The songs include Babes in Arms itself, Johnny One Note, My Funny Valentine, The Lady is a Tramp, which in its proper context is what it should be, a ode to freedom and wanderlust. With the delightful Alexandra Jay singing that, and Alicia Davies, Joshua Dallas, Simon Coulthard and Tiffany Graves also making quite an impression, I don't see why Martin Connor's production shouldn't go far.

Version 2

Babes in Arms (2007-05-Festival Theatre-Chichester)

Type de série: Revival
Théâtre: Chichester Festival Theatre (Chichester - Angleterre)
Durée : 1 mois 1 semaine
Nombre :
Première Preview : Inconnu
Première : Tuesday 29 May 2007
Dernière : Saturday 07 July 2007
Mise en scène : Martin Connor
Chorégraphie : Bill Deamer
Producteur :

Version 3

Maddie (1997-09-Lyric Theatre-London)

Type de série: Original
Théâtre: Lyric Theatre (Londres - Angleterre)
Durée : 1 mois 1 semaine
Nombre : 48 représentations
Première Preview : Monday 22 September 1997
Première : Monday 29 September 1997
Dernière : Saturday 08 November 1997
Mise en scène : Martin Connor
Chorégraphie : David Toguri • Jenny Arnold
Producteur :
Avec : Graham Bickley (Nick), Summer Rognlie (Jan/Maddie), Lynda Baron (Cordelia van Arc), Kevin Colson (AI), Beth Tuckey, Jon Rumney, Russell Wilcox, Michael A Elliott, Paddy Glynn, Louise Davidson, Nicola Filshie, Martin Parr.
Commentaires : Based on the novel “Marion’s Wall” by Jack Finney, and its film adaptation, “Maxie” with Glenn Close. The production was first staged at the Salisbury Playhouse, but it failed to find backing for a London transfer until the Daily Telegraph covered the story and more than a hundred of its readers became individual “angels”, raising some £150,000. It ran for six weeks and lost over half a million pounds.
Presse : NICHOLAS DE JONGH of the EVENING STANDARD echoes my thoughts, saying the show is " Balderdash, babble and baloney leading to a dead end" and goes on to say "It's a grim night."
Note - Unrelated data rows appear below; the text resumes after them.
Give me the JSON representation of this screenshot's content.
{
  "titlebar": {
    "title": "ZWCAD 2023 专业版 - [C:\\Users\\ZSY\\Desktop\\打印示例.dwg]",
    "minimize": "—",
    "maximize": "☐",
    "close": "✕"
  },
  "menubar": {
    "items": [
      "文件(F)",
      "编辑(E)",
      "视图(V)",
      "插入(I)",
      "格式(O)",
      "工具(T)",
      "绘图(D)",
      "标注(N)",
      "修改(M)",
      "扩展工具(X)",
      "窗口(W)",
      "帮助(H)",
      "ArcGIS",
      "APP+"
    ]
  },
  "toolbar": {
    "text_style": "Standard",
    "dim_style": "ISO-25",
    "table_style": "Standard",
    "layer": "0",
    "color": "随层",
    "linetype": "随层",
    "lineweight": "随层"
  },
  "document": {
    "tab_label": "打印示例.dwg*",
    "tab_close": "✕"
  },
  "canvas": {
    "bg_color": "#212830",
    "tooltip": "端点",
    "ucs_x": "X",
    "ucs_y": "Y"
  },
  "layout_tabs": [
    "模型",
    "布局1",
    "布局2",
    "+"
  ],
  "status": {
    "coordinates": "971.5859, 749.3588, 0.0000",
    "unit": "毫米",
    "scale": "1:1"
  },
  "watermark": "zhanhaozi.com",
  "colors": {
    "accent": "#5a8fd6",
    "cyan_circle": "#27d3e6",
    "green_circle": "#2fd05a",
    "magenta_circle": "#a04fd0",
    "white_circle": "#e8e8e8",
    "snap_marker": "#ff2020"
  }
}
PETER HEPPLE of THE STAGE thinks the same, describing the show as " lacking in wit" and "suffering an almost excruciatingly boring second half." Funnily enough I thought the second half was better than the first!! However, not all critics panned it.
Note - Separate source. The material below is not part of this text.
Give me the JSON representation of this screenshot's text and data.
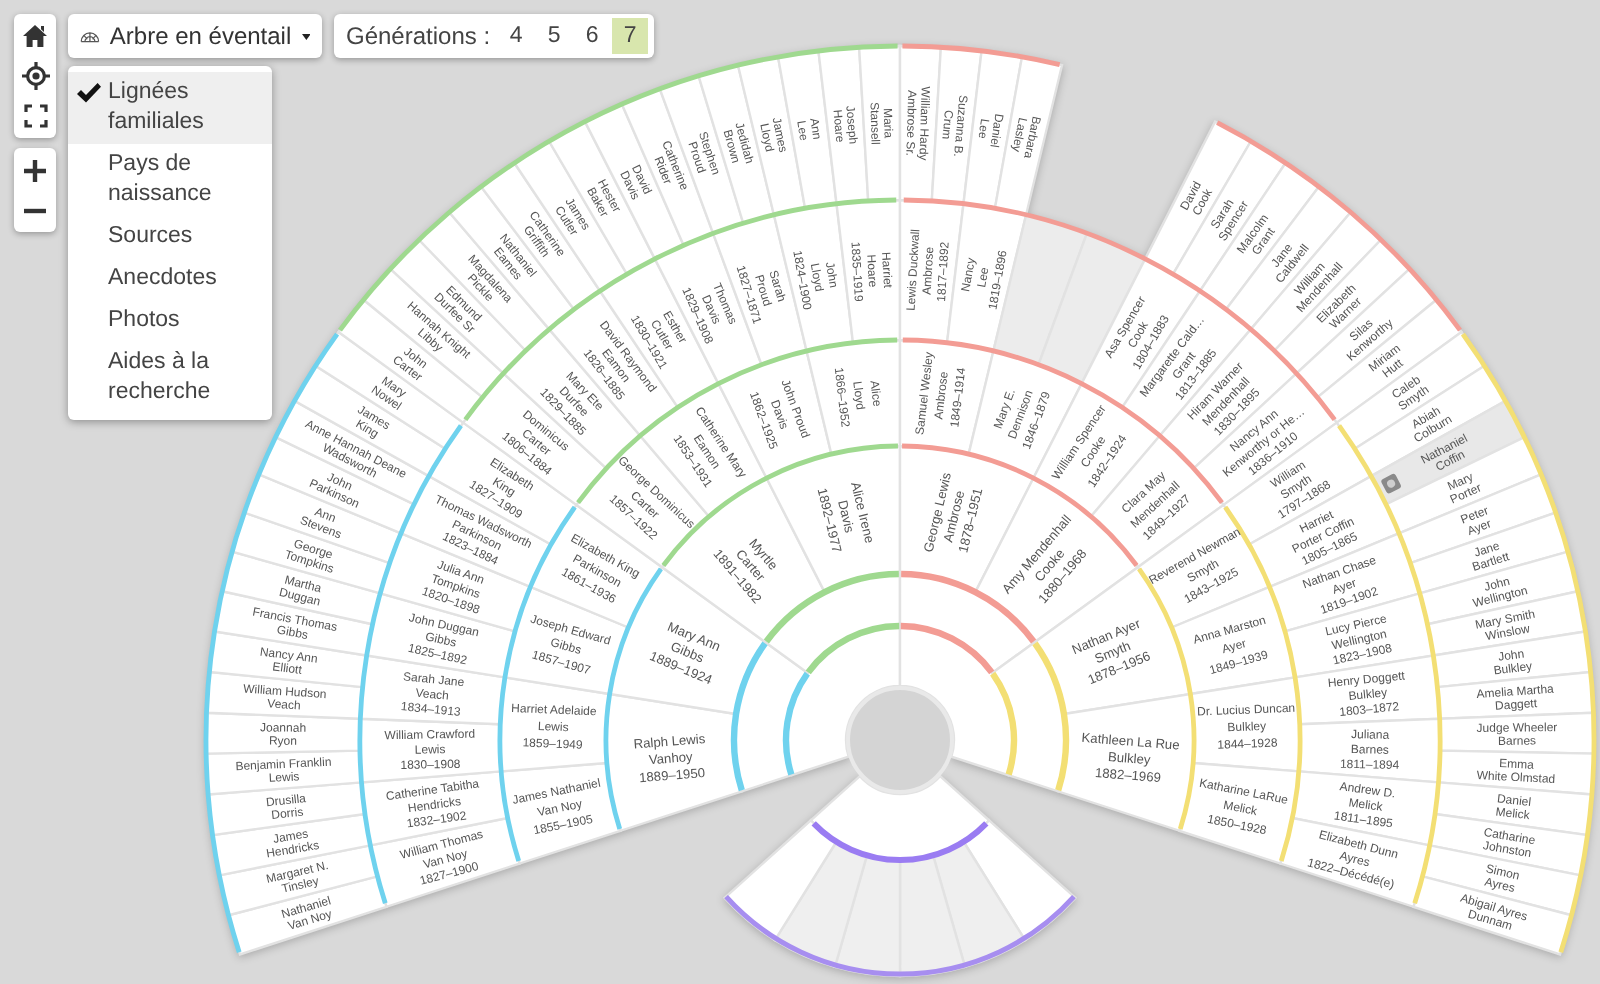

JOHN PETER of THE SUNDAY TIMES says Maddie is " A real find"

THE DAILY TELEGRAPH says "The piece still strikes me as a breath of fresh air in the West End."

Version 4

Mr Cinders (1993-01-King's Head Theatre-London)

Type de série: Revival
Théâtre: King's Head Theatre (Londres - Angleterre)
Durée :
Nombre : 68 représentations
Première Preview : Thursday 07 January 1993
Première : Thursday 07 January 1993
Dernière : Inconnu
Mise en scène : Martin Connor
Chorégraphie : Gillian Gregory
Producteur :
Avec : Samuel West (Jim Lancaster), Sally Anne Triplett (Jill Kemp), Charles Edwards (Guy Lancaster), Chris Villiers (Lumley Lancaster), Burnell Tucker (Henry Kemp), Eileen Page (Lady Lancaster), Ian Lindsay (Sir George Lancaster)

Version 5

Wonderful Town (1986-08-Queen's Theatre-London)

Type de série: Revival
Théâtre: Sondheim Theatre (Londres - Angleterre)
Durée : 7 mois 3 semaines
Nombre : 267 représentations
Première Preview : Thursday 07 August 1986
Première : Thursday 07 August 1986
Dernière : Saturday 28 March 1987
Mise en scène : Martin Connor
Chorégraphie : David Toguri
Producteur :
Avec : Maureen Lipman (Ruth Sherwood), Emily Morgan (Eileen Sherwood), Ray Lonnen (Robert Baker), Nicolas Colicos (Wreck) Lesley Joseph (Violet), Michael Fitzpatrick, Angela Moran, John Cassadt, Roy Durbin, Ted Merwood, Ben Stevens
Commentaires : This production originated at the Palace Theatre, Watford.